What to do:
Take every line from the entries below that includes the word "color" and copy it.

Source information:
_ _ _ _

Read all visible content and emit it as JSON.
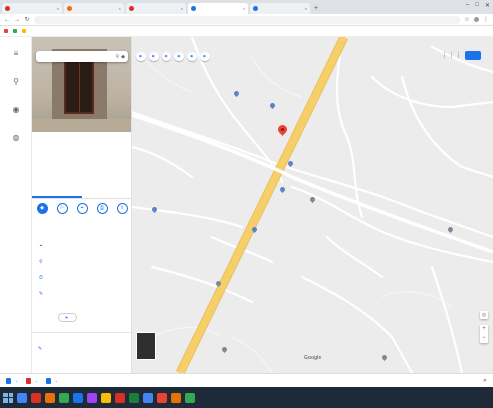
{
  "browser": {
    "tabs": [
      {
        "title": "",
        "color": "#d93025",
        "active": false
      },
      {
        "title": "",
        "color": "#e8710a",
        "active": false
      },
      {
        "title": "",
        "color": "#d93025",
        "active": false
      },
      {
        "title": "",
        "color": "#1a73e8",
        "active": true
      },
      {
        "title": "",
        "color": "#1a73e8",
        "active": false
      }
    ],
    "new_tab": "+",
    "window_controls": [
      "–",
      "□",
      "✕"
    ],
    "url": "",
    "bookmarks": [
      {
        "label": "",
        "color": "#ea4335"
      },
      {
        "label": "",
        "color": "#34a853"
      },
      {
        "label": "",
        "color": "#fbbc04"
      }
    ]
  },
  "rail": {
    "items": [
      {
        "icon": "≡",
        "label": ""
      },
      {
        "icon": "⚲",
        "label": ""
      },
      {
        "icon": "◉",
        "label": ""
      },
      {
        "icon": "◍",
        "label": ""
      }
    ]
  },
  "panel": {
    "search_placeholder": "",
    "title": "",
    "category": "",
    "rating_text": "",
    "stars": "",
    "tabs": [
      "",
      ""
    ],
    "actions": [
      {
        "icon": "◆",
        "label": ""
      },
      {
        "icon": "⚐",
        "label": ""
      },
      {
        "icon": "⌖",
        "label": ""
      },
      {
        "icon": "⎙",
        "label": ""
      },
      {
        "icon": "⇪",
        "label": ""
      }
    ],
    "info_rows": [
      {
        "icon": "⌖",
        "text": ""
      },
      {
        "icon": "⚲",
        "text": ""
      },
      {
        "icon": "⏱",
        "text": ""
      },
      {
        "icon": "✎",
        "text": ""
      }
    ],
    "add_label": "",
    "suggest_heading": "",
    "suggest_row": ""
  },
  "map": {
    "chips": [
      {
        "label": ""
      },
      {
        "label": ""
      },
      {
        "label": ""
      },
      {
        "label": ""
      },
      {
        "label": ""
      },
      {
        "label": ""
      }
    ],
    "sign_in": "",
    "apps_icon": "⋮⋮⋮",
    "labels": [
      "",
      "",
      "",
      "",
      "",
      "",
      "",
      "",
      "",
      ""
    ],
    "thumb_label": "",
    "zoom_in": "+",
    "zoom_out": "−",
    "my_location": "◎",
    "brand": "Google",
    "attribution": ""
  },
  "downloads": {
    "items": [
      {
        "name": "",
        "color": "#1a73e8"
      },
      {
        "name": "",
        "color": "#d93025"
      },
      {
        "name": "",
        "color": "#1a73e8"
      }
    ],
    "show_all": "",
    "close": "✕"
  },
  "taskbar": {
    "icons": [
      "#4285f4",
      "#d93025",
      "#e8710a",
      "#34a853",
      "#1a73e8",
      "#a142f4",
      "#fbbc04",
      "#d93025",
      "#188038",
      "#4285f4",
      "#ea4335",
      "#e37400",
      "#34a853"
    ],
    "clock": ""
  }
}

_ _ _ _

Your solution:
        "color": "#d93025",
        "color": "#e8710a",
        "color": "#d93025",
        "color": "#1a73e8",
        "color": "#1a73e8",
        "color": "#ea4335"
        "color": "#34a853"
        "color": "#fbbc04"
        "color": "#1a73e8"
        "color": "#d93025"
        "color": "#1a73e8"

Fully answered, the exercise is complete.